### PROBLEM DETAILS
Please repeat the data exactly. Any picture in it stays out.
"""
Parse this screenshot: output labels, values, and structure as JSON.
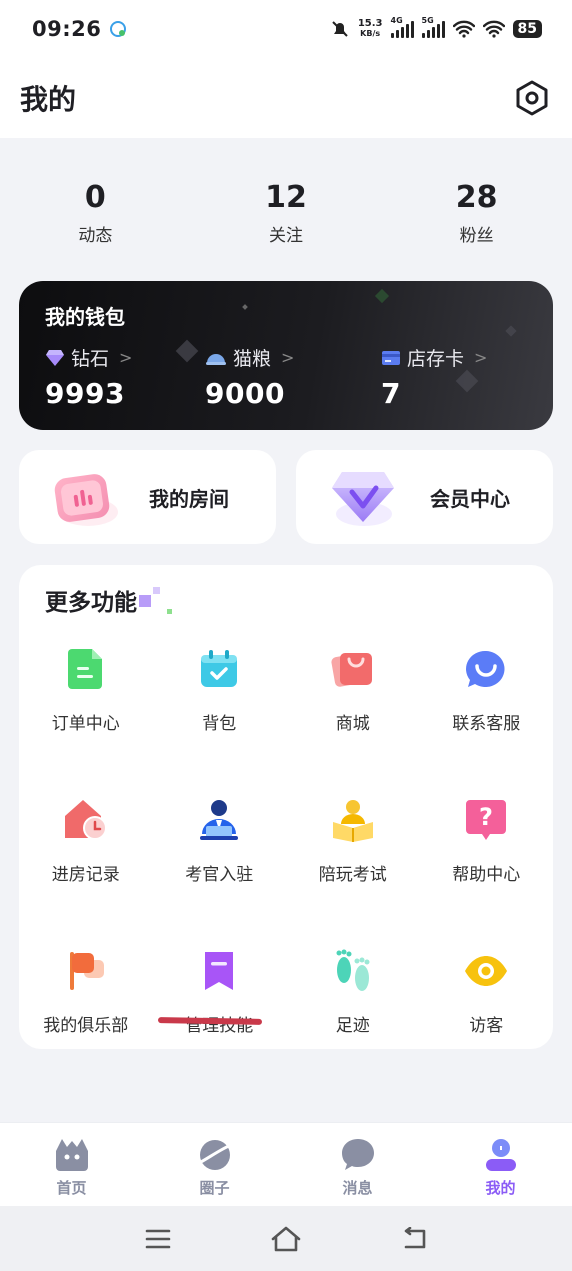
{
  "status_bar": {
    "time": "09:26",
    "net_speed_value": "15.3",
    "net_speed_unit": "KB/s",
    "sim1_type": "4G",
    "sim2_type": "5G",
    "battery": "85"
  },
  "header": {
    "title": "我的"
  },
  "stats": [
    {
      "value": "0",
      "label": "动态"
    },
    {
      "value": "12",
      "label": "关注"
    },
    {
      "value": "28",
      "label": "粉丝"
    }
  ],
  "wallet": {
    "title": "我的钱包",
    "items": [
      {
        "label": "钻石",
        "value": "9993",
        "icon": "diamond-icon"
      },
      {
        "label": "猫粮",
        "value": "9000",
        "icon": "cat-food-icon"
      },
      {
        "label": "店存卡",
        "value": "7",
        "icon": "store-card-icon"
      }
    ]
  },
  "cards": {
    "room": "我的房间",
    "vip": "会员中心"
  },
  "more": {
    "title": "更多功能",
    "items": [
      {
        "label": "订单中心",
        "icon": "order-icon"
      },
      {
        "label": "背包",
        "icon": "backpack-icon"
      },
      {
        "label": "商城",
        "icon": "shop-bag-icon"
      },
      {
        "label": "联系客服",
        "icon": "customer-service-icon"
      },
      {
        "label": "进房记录",
        "icon": "room-history-icon"
      },
      {
        "label": "考官入驻",
        "icon": "examiner-icon"
      },
      {
        "label": "陪玩考试",
        "icon": "exam-icon"
      },
      {
        "label": "帮助中心",
        "icon": "help-icon"
      },
      {
        "label": "我的俱乐部",
        "icon": "club-flag-icon"
      },
      {
        "label": "管理技能",
        "icon": "skill-bookmark-icon"
      },
      {
        "label": "足迹",
        "icon": "footprint-icon"
      },
      {
        "label": "访客",
        "icon": "visitor-eye-icon"
      }
    ]
  },
  "tabs": [
    {
      "label": "首页",
      "icon": "home-icon",
      "active": false
    },
    {
      "label": "圈子",
      "icon": "planet-icon",
      "active": false
    },
    {
      "label": "消息",
      "icon": "message-icon",
      "active": false
    },
    {
      "label": "我的",
      "icon": "profile-icon",
      "active": true
    }
  ],
  "colors": {
    "accent": "#8b5cf6",
    "tab_inactive": "#8a8fa3",
    "annotation_underline": "#c9394a"
  }
}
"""
### YOUR SOLUTION
Parse this screenshot: output labels, values, and structure as JSON.
{
  "status_bar": {
    "time": "09:26",
    "net_speed_value": "15.3",
    "net_speed_unit": "KB/s",
    "sim1_type": "4G",
    "sim2_type": "5G",
    "battery": "85"
  },
  "header": {
    "title": "我的"
  },
  "stats": [
    {
      "value": "0",
      "label": "动态"
    },
    {
      "value": "12",
      "label": "关注"
    },
    {
      "value": "28",
      "label": "粉丝"
    }
  ],
  "wallet": {
    "title": "我的钱包",
    "items": [
      {
        "label": "钻石",
        "value": "9993",
        "icon": "diamond-icon"
      },
      {
        "label": "猫粮",
        "value": "9000",
        "icon": "cat-food-icon"
      },
      {
        "label": "店存卡",
        "value": "7",
        "icon": "store-card-icon"
      }
    ]
  },
  "cards": {
    "room": "我的房间",
    "vip": "会员中心"
  },
  "more": {
    "title": "更多功能",
    "items": [
      {
        "label": "订单中心",
        "icon": "order-icon"
      },
      {
        "label": "背包",
        "icon": "backpack-icon"
      },
      {
        "label": "商城",
        "icon": "shop-bag-icon"
      },
      {
        "label": "联系客服",
        "icon": "customer-service-icon"
      },
      {
        "label": "进房记录",
        "icon": "room-history-icon"
      },
      {
        "label": "考官入驻",
        "icon": "examiner-icon"
      },
      {
        "label": "陪玩考试",
        "icon": "exam-icon"
      },
      {
        "label": "帮助中心",
        "icon": "help-icon"
      },
      {
        "label": "我的俱乐部",
        "icon": "club-flag-icon"
      },
      {
        "label": "管理技能",
        "icon": "skill-bookmark-icon"
      },
      {
        "label": "足迹",
        "icon": "footprint-icon"
      },
      {
        "label": "访客",
        "icon": "visitor-eye-icon"
      }
    ]
  },
  "tabs": [
    {
      "label": "首页",
      "icon": "home-icon",
      "active": false
    },
    {
      "label": "圈子",
      "icon": "planet-icon",
      "active": false
    },
    {
      "label": "消息",
      "icon": "message-icon",
      "active": false
    },
    {
      "label": "我的",
      "icon": "profile-icon",
      "active": true
    }
  ],
  "colors": {
    "accent": "#8b5cf6",
    "tab_inactive": "#8a8fa3",
    "annotation_underline": "#c9394a"
  }
}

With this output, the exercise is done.